Early in the process, Margaret Smith told me of a landscape of the Cotswolds in the English Department that was dedicated to Carlton Davies “Bubba” Walker ’80, an old friend of her husband’s. “We drop by to see it when we visit the campus. It reminds us that Bubba Walker dearly loved his time there, and his time at the school.”
After much research, thought and discussion with Dean Suzanne Keen before her departure, I suggested purchasing a painting by Cummings, whose estate is handled by Ken Lopez Bookseller in Hadley, Massachusetts. Jeanne’s mother, who had just read a section of her daughter’s journal that quoted Cummings’ poem, “i carry your heart with me,” was thrilled by the idea. It seemed like serendipity.

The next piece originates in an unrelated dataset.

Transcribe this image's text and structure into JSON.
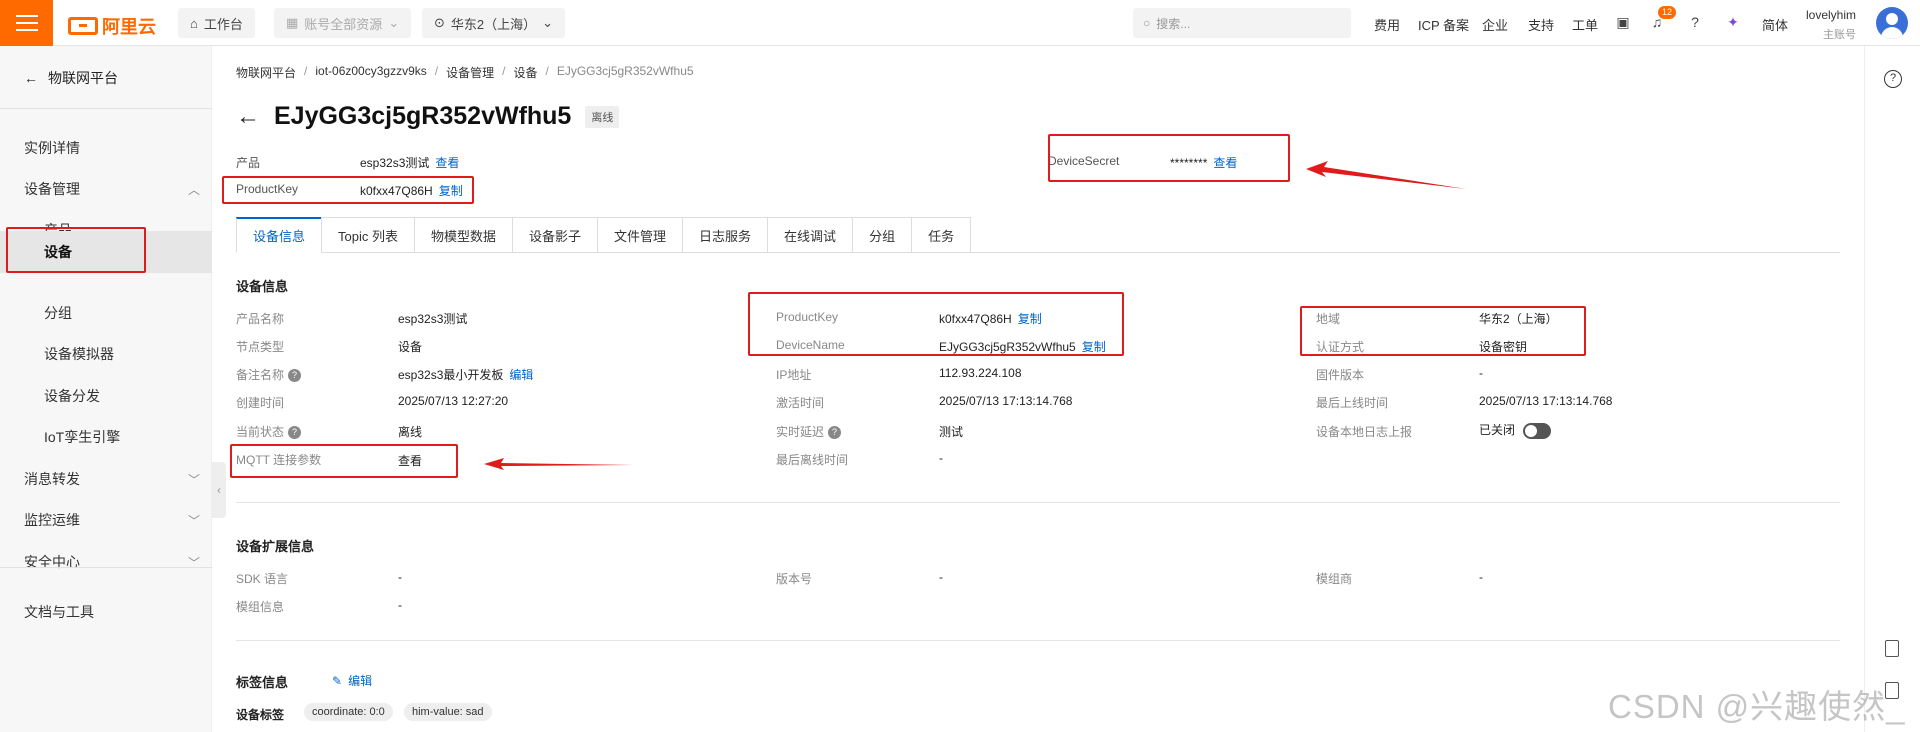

At Margaret Smith’s request, Jeanne’s friends chose three Cummings paintings that they believed reflected the feeling of the poem, and that Jeanne would also have liked. I made the final selection and submitted an acquisition proposal to the Collections Committee, which supported the purchase of the painting, made possible by a gift of funds from 17 of Jeanne’s classmates.
The painting has since been newly framed and installed in Payne Hall, where it immediately generated interest among faculty and students. A dedication ceremony planned for Young Alumni Weekend in September was cancelled because of Hurricane Florence, but I sent photographs of the painting to the Smiths and to Dargan Rain. Rain responded, “We have been so touched by the university and your thoughtfulness to this dedication. It has turned out better than we could have dreamed or imagined.”
“It is our hope,” wrote Margaret Smith, “that returning students will visit the painting and be encouraged to hold their memories of their time in Lexington (and perhaps Jeanne) in their hearts.”
Poems by E. E. Cummings
Jeanne de Saussure Smith’s mother found the following Cumming’s poem in her daughter’s journal after she passed away.
[i carry your heart with me(i carry it in]
i carry your heart with me(i carry it in
my heart)i am never without it(anywhere
i go you go,my dear;and whatever is done
by only me is your doing,my darling)
no fate(for you are my fate,my sweet)i want
no world(for beautiful you are my world,my true)
and it’s you are whatever a moon has always meant
and whatever a sun will always sing is you
here is the deepest secret nobody knows
(here is the root of the root and the bud of the bud
and the sky of the sky of a tree called life;which grows
higher than soul can hope or mind can hide)
and this is the wonder that’s keeping the stars apart
i carry your heart(i carry it in my heart)
The following untitled Cummings poem, written in the form of a Q&A with a painter, was published in 1965 in a small book titled “E. E. Cummings: A Miscellany Revised,” now out of print.
Why do you paint?
For exactly the same reason I breathe.
That’s not an answer.
There isn’t any answer.
How long hasn’t there been any answer?
As long as I can remember.
And how long have you written?
As long as I can remember.
I mean poetry.
So do I.
Tell me, doesn’t your painting interfere with your writing?
Quite the contrary: they love each other dearly.
They’re very different.
Very: one is painting and one is writing.
But your poems are rather hard to understand, whereas your paintings are so easy.
Of course — you paint flowers and girls and sunsets; things that everybody understands.
I never met him.
Did you ever hear of nonrepresentational painting?
I am a painter, and painting is nonrepresentational.
Not all painting.
No: housepainting is representational.
And what does a housepainter represent?
Ten dollars an hour.
In other words, you don’t want to be serious —
It takes two to be serious.
Well, let me see… oh, yes, one more question: where will you live after this war is over?
In China; as usual.
Whereabouts in China?
Where a painter is a poet.